- [The task] Every line below that has the string "ტოტალი" needs to be copied.
+++ Data to use +++
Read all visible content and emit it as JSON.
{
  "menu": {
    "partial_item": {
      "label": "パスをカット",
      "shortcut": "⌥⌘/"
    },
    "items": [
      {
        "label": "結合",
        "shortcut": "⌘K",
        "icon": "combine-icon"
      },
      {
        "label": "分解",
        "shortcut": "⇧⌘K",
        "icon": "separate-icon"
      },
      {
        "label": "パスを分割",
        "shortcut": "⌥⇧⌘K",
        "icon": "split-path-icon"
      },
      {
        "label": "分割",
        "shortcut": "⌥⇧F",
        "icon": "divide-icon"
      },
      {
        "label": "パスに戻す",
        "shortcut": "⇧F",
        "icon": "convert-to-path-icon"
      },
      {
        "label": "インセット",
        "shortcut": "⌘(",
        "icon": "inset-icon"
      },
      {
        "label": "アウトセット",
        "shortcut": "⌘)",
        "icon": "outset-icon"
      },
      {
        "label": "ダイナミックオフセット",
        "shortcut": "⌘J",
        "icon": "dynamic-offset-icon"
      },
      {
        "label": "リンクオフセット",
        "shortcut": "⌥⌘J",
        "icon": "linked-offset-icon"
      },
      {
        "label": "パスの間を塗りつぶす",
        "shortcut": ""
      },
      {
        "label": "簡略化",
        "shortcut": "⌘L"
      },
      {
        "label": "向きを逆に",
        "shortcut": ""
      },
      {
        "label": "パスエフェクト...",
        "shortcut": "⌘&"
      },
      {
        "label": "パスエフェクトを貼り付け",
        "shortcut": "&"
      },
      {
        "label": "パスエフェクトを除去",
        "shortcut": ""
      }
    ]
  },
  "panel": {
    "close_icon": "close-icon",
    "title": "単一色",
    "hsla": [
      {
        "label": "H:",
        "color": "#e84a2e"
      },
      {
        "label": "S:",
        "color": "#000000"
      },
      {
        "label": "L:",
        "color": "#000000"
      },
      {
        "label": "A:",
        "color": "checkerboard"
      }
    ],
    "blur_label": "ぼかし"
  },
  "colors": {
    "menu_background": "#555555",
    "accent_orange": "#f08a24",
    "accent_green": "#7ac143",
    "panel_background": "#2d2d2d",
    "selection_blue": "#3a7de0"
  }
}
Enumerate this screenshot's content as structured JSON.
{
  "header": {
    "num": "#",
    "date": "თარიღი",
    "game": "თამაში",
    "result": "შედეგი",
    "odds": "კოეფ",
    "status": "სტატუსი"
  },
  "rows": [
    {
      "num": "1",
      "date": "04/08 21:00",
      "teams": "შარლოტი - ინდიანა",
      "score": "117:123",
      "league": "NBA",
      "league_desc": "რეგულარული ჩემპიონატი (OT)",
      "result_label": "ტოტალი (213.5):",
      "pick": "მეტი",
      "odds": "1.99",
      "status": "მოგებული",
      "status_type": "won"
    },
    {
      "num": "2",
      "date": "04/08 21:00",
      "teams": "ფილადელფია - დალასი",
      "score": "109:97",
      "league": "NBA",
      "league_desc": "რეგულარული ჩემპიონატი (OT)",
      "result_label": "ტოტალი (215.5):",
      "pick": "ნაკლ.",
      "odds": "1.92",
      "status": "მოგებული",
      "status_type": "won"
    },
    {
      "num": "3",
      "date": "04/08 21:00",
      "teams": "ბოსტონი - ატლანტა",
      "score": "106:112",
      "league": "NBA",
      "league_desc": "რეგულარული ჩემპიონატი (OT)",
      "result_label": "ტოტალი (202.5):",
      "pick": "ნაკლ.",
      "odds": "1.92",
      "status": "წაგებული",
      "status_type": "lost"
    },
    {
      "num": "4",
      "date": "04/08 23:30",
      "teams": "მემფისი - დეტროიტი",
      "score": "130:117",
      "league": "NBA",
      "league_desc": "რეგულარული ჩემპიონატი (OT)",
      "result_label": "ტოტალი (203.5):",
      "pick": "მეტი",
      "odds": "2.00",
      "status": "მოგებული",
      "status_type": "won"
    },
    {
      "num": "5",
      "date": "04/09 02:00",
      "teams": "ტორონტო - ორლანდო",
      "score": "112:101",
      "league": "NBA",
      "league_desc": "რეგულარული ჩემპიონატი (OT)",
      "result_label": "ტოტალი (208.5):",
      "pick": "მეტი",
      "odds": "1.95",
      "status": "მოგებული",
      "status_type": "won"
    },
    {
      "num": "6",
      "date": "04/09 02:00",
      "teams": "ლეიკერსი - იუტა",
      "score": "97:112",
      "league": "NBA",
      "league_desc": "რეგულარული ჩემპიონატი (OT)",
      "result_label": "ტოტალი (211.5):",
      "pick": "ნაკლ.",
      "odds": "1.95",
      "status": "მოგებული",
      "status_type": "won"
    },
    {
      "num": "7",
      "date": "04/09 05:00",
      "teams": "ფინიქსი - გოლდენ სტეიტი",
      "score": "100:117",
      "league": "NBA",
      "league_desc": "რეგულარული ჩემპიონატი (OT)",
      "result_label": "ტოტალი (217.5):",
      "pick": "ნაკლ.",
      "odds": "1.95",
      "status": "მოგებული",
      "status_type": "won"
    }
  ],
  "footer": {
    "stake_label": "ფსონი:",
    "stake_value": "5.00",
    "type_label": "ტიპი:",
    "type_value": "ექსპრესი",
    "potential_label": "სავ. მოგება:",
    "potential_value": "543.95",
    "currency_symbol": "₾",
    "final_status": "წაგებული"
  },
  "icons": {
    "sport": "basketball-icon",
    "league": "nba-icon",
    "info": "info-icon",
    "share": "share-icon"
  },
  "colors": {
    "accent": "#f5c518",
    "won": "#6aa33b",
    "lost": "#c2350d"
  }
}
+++
- [Task output]
      "result_label": "ტოტალი (213.5):",
      "result_label": "ტოტალი (215.5):",
      "result_label": "ტოტალი (202.5):",
      "result_label": "ტოტალი (203.5):",
      "result_label": "ტოტალი (208.5):",
      "result_label": "ტოტალი (211.5):",
      "result_label": "ტოტალი (217.5):",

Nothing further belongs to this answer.